Jacobson, Sheldon H. (University of Illinois at Urbana-Champaign)

Sheldon Jacobson

Dr. Sheldon H. Jacobson
Founder Professor of Computer Science
Director, Simulation & Optimization Lab
Director, Bed Time Research Institute
Department of Computer Science 
University of Illinois at Urbana-Champaign
201 N. Goodwin Avenue (MC258)
Urbana, IL 61801-2302

Phone: 217-244-7275
Email: shj@illinois.edu 
Website:  shj.cs.illinois.edu 

Topics

Transportation & Health Care: The Economic Impact of Obesity on Automobile Fuel Consumption

Obesity has become a major public health problem in the United States. There are numerous health implications and risks associated with obesity. One socio-economic implication of obesity is that it reduces passenger vehicle fuel economy (i.e., the miles per gallon achieved by automobiles, which include cars and light trucks driven for noncommercial purposes).  This presentation quantifies amount of annual fuel consumption by noncommercial passenger automobiles that can be attributed to additional weight in the U.S. population due to overweight and obesity. These results describe another facet of the impact of overweight and obesity on the U.S. economy.  

(Intermediate)

The Mathematics of March Madness

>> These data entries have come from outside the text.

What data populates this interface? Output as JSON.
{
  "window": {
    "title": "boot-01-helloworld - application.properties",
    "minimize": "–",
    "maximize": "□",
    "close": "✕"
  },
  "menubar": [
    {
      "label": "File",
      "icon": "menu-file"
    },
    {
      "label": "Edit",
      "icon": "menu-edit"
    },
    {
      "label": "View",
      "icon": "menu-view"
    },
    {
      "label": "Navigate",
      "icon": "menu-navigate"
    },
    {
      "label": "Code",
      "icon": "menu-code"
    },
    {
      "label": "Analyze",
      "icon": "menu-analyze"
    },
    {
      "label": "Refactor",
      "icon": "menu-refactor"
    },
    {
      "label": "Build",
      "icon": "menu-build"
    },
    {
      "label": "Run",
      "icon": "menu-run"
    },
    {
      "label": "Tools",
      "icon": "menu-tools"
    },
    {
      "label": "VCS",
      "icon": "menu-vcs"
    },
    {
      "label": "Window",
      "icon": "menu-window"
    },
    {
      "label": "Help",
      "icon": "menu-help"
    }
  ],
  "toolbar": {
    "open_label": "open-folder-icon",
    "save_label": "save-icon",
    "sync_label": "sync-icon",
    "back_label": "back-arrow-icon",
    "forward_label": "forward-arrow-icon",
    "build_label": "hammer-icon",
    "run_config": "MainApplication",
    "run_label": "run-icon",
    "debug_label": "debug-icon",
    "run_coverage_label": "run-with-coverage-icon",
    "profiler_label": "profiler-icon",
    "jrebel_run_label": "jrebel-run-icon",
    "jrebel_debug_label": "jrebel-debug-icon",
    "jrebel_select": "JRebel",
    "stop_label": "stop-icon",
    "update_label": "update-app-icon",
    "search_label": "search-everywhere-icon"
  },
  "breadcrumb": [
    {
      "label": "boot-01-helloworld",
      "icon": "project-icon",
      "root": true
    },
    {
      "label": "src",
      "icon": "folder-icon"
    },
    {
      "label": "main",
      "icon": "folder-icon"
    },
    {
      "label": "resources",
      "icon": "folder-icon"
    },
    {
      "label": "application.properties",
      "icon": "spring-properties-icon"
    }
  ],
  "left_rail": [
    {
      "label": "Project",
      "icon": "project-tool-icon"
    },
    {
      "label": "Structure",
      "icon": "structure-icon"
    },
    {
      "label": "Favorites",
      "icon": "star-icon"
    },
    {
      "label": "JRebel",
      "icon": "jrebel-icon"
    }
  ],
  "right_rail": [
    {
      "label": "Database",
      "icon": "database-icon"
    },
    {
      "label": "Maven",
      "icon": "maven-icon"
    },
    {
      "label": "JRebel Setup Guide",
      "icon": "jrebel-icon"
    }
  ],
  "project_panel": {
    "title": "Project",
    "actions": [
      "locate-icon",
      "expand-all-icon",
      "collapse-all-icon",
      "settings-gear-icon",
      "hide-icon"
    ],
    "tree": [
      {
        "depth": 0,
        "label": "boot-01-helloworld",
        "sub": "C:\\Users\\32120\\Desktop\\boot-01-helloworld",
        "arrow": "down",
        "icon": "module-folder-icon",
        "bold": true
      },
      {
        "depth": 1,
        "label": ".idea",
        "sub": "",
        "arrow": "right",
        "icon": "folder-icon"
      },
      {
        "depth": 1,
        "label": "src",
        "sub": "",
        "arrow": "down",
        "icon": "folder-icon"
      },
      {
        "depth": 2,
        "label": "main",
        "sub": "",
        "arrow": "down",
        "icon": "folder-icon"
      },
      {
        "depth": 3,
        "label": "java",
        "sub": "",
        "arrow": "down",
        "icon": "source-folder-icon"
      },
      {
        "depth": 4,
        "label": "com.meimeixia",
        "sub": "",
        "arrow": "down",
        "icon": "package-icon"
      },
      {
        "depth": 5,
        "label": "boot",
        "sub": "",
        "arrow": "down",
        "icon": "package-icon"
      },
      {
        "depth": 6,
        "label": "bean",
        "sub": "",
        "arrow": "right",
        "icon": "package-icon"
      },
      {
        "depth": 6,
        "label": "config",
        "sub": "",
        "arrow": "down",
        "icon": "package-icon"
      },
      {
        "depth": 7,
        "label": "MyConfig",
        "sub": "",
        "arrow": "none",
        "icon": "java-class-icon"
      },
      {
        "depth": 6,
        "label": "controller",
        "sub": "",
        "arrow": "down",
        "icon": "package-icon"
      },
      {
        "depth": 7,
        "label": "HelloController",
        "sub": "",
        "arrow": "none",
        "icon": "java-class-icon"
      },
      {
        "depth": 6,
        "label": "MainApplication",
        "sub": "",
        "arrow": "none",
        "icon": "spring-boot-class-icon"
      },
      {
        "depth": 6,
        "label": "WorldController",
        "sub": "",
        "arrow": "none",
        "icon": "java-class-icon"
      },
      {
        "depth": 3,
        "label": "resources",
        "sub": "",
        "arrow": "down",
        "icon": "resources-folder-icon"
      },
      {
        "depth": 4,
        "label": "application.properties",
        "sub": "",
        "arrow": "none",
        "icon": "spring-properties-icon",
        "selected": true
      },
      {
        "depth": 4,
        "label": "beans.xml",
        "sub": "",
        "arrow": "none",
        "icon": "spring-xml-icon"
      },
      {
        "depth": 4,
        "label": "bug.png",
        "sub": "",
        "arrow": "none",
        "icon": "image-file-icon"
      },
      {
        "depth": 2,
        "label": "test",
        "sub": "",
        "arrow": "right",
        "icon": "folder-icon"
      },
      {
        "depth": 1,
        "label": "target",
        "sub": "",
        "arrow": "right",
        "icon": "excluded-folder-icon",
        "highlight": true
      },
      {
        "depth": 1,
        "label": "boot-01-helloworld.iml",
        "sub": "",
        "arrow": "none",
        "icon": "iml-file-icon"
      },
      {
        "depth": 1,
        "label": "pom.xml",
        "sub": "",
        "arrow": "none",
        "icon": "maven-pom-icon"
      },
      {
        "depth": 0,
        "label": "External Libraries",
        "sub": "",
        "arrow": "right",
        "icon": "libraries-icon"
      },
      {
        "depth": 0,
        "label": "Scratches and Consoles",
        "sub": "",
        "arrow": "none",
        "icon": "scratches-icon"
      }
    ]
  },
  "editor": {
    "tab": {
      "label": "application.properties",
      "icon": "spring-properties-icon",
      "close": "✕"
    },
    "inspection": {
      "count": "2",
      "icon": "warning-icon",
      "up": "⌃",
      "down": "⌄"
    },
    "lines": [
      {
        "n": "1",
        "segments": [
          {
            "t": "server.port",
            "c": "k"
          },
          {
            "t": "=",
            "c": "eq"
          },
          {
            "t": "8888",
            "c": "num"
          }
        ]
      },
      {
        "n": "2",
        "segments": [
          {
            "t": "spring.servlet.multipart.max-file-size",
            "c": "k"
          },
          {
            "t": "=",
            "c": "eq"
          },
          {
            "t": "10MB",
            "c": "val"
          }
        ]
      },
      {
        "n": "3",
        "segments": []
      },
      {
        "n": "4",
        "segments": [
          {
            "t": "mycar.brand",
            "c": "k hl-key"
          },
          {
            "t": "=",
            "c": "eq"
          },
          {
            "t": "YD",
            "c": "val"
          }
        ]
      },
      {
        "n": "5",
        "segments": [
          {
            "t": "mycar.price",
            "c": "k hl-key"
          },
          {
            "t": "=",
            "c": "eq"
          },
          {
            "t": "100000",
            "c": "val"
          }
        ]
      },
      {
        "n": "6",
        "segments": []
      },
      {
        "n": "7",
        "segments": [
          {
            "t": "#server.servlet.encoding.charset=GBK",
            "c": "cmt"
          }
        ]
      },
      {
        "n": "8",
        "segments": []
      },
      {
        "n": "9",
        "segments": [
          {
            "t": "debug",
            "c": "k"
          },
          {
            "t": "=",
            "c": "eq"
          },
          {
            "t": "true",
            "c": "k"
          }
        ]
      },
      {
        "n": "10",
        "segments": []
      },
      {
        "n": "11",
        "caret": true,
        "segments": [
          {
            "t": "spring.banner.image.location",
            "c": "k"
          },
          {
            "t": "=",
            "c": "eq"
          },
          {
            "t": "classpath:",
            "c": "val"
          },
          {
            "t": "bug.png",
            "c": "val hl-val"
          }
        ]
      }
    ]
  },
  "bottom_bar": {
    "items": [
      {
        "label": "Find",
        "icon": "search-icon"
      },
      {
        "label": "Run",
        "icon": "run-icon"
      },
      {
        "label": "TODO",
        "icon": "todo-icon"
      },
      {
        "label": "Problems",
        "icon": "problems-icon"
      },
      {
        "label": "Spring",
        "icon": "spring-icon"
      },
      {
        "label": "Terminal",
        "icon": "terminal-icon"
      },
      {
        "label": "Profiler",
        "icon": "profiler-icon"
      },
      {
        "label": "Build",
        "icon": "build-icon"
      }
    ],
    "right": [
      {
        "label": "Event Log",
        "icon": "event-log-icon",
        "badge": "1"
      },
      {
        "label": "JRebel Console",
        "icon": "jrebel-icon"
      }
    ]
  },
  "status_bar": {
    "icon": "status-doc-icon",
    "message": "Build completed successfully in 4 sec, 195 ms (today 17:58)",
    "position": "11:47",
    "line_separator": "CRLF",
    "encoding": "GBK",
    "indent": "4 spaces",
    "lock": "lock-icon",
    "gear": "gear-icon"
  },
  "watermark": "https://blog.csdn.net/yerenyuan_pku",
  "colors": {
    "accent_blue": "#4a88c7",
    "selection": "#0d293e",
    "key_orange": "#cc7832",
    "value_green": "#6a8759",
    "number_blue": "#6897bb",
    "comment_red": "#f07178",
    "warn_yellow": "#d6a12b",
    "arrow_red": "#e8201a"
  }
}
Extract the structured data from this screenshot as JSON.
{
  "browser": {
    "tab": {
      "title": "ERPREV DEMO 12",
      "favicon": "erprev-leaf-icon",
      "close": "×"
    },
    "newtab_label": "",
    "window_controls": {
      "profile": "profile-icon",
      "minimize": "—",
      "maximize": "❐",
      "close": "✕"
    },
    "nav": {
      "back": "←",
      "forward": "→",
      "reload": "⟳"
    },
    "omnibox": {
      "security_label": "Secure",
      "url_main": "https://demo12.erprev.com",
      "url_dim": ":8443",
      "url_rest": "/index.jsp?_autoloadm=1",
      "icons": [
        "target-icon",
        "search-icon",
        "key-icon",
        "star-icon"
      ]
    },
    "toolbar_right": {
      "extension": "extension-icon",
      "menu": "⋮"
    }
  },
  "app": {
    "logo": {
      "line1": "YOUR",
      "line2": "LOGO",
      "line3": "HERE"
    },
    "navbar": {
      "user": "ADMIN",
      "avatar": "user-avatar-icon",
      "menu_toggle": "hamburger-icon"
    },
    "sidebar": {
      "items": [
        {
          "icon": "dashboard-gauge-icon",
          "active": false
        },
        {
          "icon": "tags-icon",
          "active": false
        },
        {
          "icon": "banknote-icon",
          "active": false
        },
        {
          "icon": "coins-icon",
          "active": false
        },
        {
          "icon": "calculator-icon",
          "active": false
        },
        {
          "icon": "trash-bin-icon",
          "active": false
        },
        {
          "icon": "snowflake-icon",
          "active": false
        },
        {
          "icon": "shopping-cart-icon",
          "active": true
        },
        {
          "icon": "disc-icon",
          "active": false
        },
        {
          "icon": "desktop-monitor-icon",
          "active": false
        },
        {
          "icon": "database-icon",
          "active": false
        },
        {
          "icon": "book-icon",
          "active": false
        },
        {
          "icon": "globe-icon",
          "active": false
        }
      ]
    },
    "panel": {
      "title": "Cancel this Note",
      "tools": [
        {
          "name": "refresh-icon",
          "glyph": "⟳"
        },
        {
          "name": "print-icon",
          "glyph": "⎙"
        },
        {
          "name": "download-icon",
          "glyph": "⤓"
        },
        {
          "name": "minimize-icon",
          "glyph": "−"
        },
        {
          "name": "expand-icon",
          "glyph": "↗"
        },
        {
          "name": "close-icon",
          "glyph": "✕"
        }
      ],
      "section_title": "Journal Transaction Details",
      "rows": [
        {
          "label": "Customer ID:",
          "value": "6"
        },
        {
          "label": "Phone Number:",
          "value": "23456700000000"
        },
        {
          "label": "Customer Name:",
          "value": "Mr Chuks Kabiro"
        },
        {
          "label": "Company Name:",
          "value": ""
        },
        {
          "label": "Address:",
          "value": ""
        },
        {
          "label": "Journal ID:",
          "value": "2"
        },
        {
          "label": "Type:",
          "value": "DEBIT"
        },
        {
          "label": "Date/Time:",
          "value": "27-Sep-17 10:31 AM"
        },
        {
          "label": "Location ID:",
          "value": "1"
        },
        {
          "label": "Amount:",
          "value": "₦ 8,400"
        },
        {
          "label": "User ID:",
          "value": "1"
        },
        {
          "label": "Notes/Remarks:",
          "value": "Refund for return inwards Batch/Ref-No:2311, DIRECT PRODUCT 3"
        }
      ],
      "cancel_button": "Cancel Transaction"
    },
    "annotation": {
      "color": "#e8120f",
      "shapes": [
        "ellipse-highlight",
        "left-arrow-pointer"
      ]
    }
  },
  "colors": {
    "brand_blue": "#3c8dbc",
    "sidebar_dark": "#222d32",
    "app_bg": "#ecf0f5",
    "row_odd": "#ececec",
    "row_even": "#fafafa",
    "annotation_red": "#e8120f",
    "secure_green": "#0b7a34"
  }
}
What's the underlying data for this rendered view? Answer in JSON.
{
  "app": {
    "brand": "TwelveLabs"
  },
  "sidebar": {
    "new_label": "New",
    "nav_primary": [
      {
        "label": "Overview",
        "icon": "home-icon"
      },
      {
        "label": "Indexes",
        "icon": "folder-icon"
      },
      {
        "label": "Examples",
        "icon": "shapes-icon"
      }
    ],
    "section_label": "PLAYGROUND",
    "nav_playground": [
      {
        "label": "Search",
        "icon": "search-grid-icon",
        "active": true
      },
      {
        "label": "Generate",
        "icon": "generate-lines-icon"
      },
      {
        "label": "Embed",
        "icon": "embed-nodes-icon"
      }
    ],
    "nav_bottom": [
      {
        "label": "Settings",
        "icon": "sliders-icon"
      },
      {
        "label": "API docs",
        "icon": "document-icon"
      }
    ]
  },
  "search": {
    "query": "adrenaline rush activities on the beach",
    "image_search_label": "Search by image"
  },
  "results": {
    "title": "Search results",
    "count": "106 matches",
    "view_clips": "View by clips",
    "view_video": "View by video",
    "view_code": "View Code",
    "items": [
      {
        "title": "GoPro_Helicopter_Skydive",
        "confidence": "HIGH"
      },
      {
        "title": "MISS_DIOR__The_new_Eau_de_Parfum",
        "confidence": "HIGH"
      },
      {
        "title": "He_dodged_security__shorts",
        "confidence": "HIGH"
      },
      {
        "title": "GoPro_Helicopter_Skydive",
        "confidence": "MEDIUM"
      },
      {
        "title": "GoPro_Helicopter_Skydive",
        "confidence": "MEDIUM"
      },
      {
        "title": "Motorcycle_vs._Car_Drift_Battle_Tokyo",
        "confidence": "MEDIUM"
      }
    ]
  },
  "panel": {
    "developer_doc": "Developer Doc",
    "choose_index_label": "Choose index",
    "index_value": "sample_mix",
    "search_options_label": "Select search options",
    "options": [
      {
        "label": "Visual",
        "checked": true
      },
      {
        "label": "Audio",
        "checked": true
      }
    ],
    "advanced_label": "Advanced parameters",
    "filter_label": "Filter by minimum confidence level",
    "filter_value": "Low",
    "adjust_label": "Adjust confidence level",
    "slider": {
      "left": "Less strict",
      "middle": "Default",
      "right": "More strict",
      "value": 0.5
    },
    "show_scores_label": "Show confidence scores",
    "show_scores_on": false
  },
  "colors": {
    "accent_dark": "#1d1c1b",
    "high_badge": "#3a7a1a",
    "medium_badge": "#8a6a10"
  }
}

Bracketology, the art of successfully picking all the winners in the National Collegiate Athletic Association's (NCAA) annual men's Division I college basketball championship tournament, has become a favorite national activity. In spite of the challenges and uncertainty faced in this endeavor, patterns exist in how the seeds appear in each round, particularly the later rounds. This presentation present such patterns based on a statistical analysis of tournaments from 1985 to the present.  These findings are discussed in a manner so that any given bracket can be evaluated for its potential to correctly predict seed winners, particularly in the later rounds of the tournament. 

(Elementary)

Homeland Security: Aviation Security Modeling and Analysis Using Operations Research

Aviation security has become a topic of intense national interest, as the risk of terrorism and of other hazardous threats to the nation's air system increase.  Recent events have hastened changes to improve the security of the air traffic industry.  This includes multi-million dollar investments in new security technologies and equipment.  This presentation discusses a number of issues that impact the way security is currently being maintained at airports around the United States, and shows how operations research modeling and analysis can play an important role in enhancing airport security operations.

(Intermediate)

Algorithmic Redistricting and its Role in Addressing Gerrymandering

Every 10 Years, the outcome of the United States Census leads to a reallocation of congressional seats, typically requiring state legislatures to redesign their congressional districts.  This creates the opportunity for these states to design districts that favor a particular party, the process of gerrymandering.  This presentation discusses how gerrymandering is achieved, examples of such efforts, and how algorithms can be used to mitigate its proliferation. 

(Intermediate)

The Keys to Success

The transition from being a graduate student to a faculty member can appear quite ominous.  This presentation, directed at graduate students considering an academic career, highlights the key milestones and issues that make for a successful academic career. 

(Elementary)

Education & Background

  • Ph.D. Cornell University
  • M.Sc. McGill University
  • B.Sc. McGill University

Sheldon H. Jacobson is Founder Professor of Computer Science and Director of both the Simulation and Optimization Laboratory and the Bed Time Research Institute in the Department of Computer Science at the University of Illinois.  He has a B.Sc. and M.Sc. (both in Mathematics) from McGill University, and a M.S. and Ph.D. (both in Operations Research) from Cornell University.  From 2012-2014, he was on leave from the University of Illinois, serving as the Program Director for Operations Research at the National Science Foundation.  His research interests span theory and practice, covering decision-making under uncertainty and discrete optimization modeling and analysis, with applications in aviation security, health care, and sports.  His research has been disseminated in numerous journals, including IISE Transactions, Operations Research, Mathematical Programming, Naval Research Logistics, and Transportation Science.  He has been recognized by numerous awards, including a Guggenheim Fellowship from the John Simon Guggenheim Memorial Foundation.  He is a fellow of both IISE and INFORMS.